Photo of an American soldier in the Spanish American war. Framed in a shadow box with Spanish uniform buttons and insignias. Soldier's name and unit is scrawled in the back and a note that it was presented in 1898. The original chain hanger seem to have been replaced with a contemporary frame hanger. It probably broke.
The round displayed with the photo is a Spanish .43 Remington.

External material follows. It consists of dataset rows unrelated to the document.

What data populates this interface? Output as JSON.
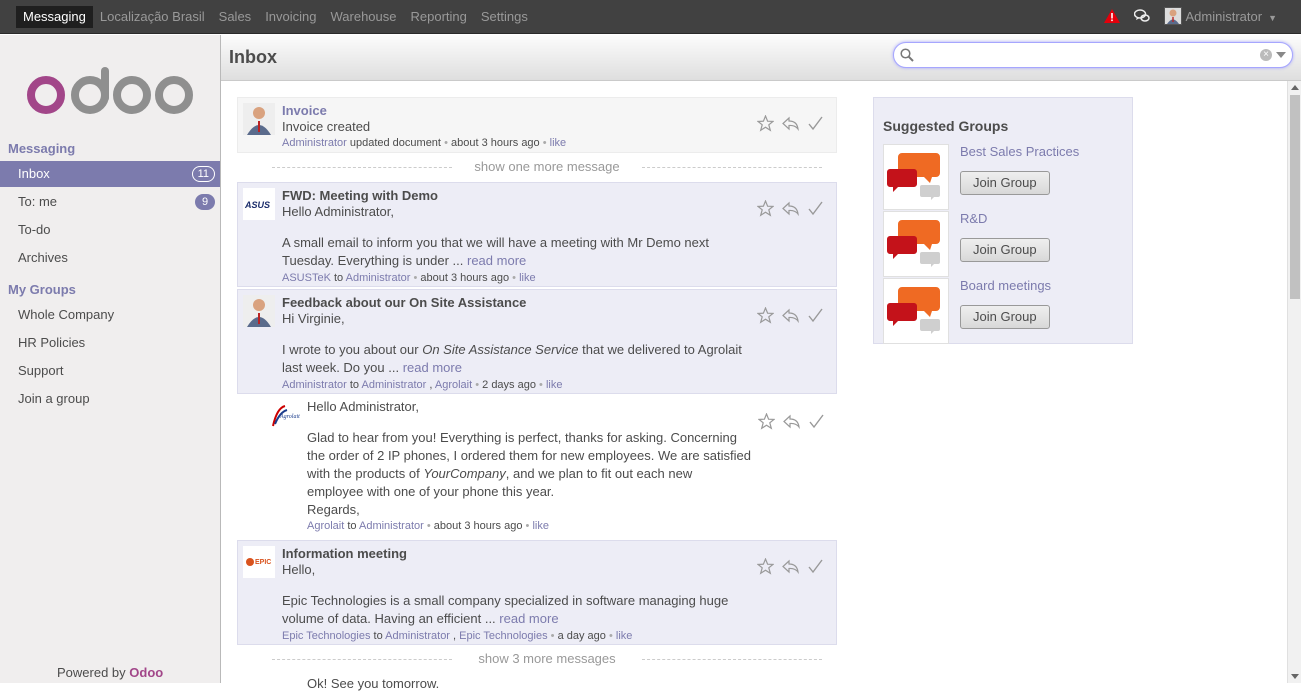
{
  "topbar": {
    "menu": [
      "Messaging",
      "Localização Brasil",
      "Sales",
      "Invoicing",
      "Warehouse",
      "Reporting",
      "Settings"
    ],
    "user": "Administrator"
  },
  "sidebar": {
    "messaging_title": "Messaging",
    "items": [
      {
        "label": "Inbox",
        "count": "11"
      },
      {
        "label": "To: me",
        "count": "9"
      },
      {
        "label": "To-do"
      },
      {
        "label": "Archives"
      }
    ],
    "groups_title": "My Groups",
    "groups": [
      "Whole Company",
      "HR Policies",
      "Support",
      "Join a group"
    ],
    "powered_prefix": "Powered by",
    "powered_brand": "Odoo"
  },
  "header": {
    "title": "Inbox",
    "search_value": ""
  },
  "messages": {
    "m1": {
      "subject": "Invoice",
      "body": "Invoice created",
      "author": "Administrator",
      "action": "updated document",
      "time": "about 3 hours ago",
      "like": "like"
    },
    "sep1": "show one more message",
    "m2": {
      "subject": "FWD: Meeting with Demo",
      "greeting": "Hello Administrator,",
      "body": "A small email to inform you that we will have a meeting with Mr Demo next Tuesday. Everything is under ...",
      "read_more": "read more",
      "author": "ASUSTeK",
      "to": "to",
      "recipient": "Administrator",
      "time": "about 3 hours ago",
      "like": "like"
    },
    "m3": {
      "subject": "Feedback about our On Site Assistance",
      "greeting": "Hi Virginie,",
      "body_pre": "I wrote to you about our",
      "body_em": "On Site Assistance Service",
      "body_post": "that we delivered to Agrolait last week. Do you ...",
      "read_more": "read more",
      "author": "Administrator",
      "to": "to",
      "recipient": "Administrator",
      "recipient2": "Agrolait",
      "time": "2 days ago",
      "like": "like"
    },
    "m4": {
      "greeting": "Hello Administrator,",
      "body_pre": "Glad to hear from you! Everything is perfect, thanks for asking. Concerning the order of 2 IP phones, I ordered them for new employees. We are satisfied with the products of",
      "body_em": "YourCompany",
      "body_post": ", and we plan to fit out each new employee with one of your phone this year.",
      "regards": "Regards,",
      "author": "Agrolait",
      "to": "to",
      "recipient": "Administrator",
      "time": "about 3 hours ago",
      "like": "like"
    },
    "m5": {
      "subject": "Information meeting",
      "greeting": "Hello,",
      "body": "Epic Technologies is a small company specialized in software managing huge volume of data. Having an efficient ...",
      "read_more": "read more",
      "author": "Epic Technologies",
      "to": "to",
      "recipient": "Administrator",
      "recipient2": "Epic Technologies",
      "time": "a day ago",
      "like": "like"
    },
    "sep2": "show 3 more messages",
    "m6_partial": "Ok! See you tomorrow."
  },
  "suggested": {
    "title": "Suggested Groups",
    "groups": [
      {
        "name": "Best Sales Practices",
        "button": "Join Group"
      },
      {
        "name": "R&D",
        "button": "Join Group"
      },
      {
        "name": "Board meetings",
        "button": "Join Group"
      }
    ]
  },
  "colors": {
    "accent": "#7c7bad",
    "topbar": "#414141",
    "unread_bg": "#ededf6",
    "alert": "#e3000b"
  },
  "icons": [
    "warning-icon",
    "chat-icon",
    "search-icon",
    "star-icon",
    "reply-icon",
    "check-icon"
  ]
}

Thanks for the photo of this very nice collection of Spanish souvenir relics. The items are all form Cuba. This is interesting as the the presentation on the back says that it was the property of a soldier in the 6th Massachusetts Infantry. This unit fought in Puerto Rico, not Cuba. The central photo is of an American soldier, probably the original owner named on the back. The buttons and insignia along the top are (from left to right) a US Wisconsin state seal button, a small Spanish artillery button on a small cloth Cuban flag, a Spanish collar insignia for the 1st Light (Ligeros) Battalion of Havana, a volunteer unit. There were two battalions of "Ligeros" in Cuba, both with similar insignia but different unit numbers. These should not be confused with the Cazadores (Light Infantry) battalions of which there were 7 in the Havana volunteer organization, and a Spanish Model 1892 cavalry button. Down the left side are (top to bottom) a Spanish 7th Volunteer Cazadores button, a Guardia Civil button. The Civil Guard served both as a police force and military unit, and the Spanish army regular infantry button used by both regular Line regiments and Cazadores battalions. Down the right side are another infantry button, a Spanish Corps of Military Administration (Quartermaster Corps) button, and a Spanish artillery button shown upside down. Along the bottom are a cuff size volunteer Cazadores button without unit designation for a small independent unit in a small town, The cap or collar insignia of the Spanish Havana Guardia Municipal, the city police force, and a cuff size Orden Publico button. The OP was a paramilitary police regiment in Havana. The cartridge at the bottom is a .43 cal. Spanish Reformado cartridge. This was an improved round made for the Spanish made copies of the Remington rolling block rifles. This cartridge was made famous in American propaganda of the period as the "Poison Bullet" as the brass jacket on the projectile would oxidize green under tropical conditions.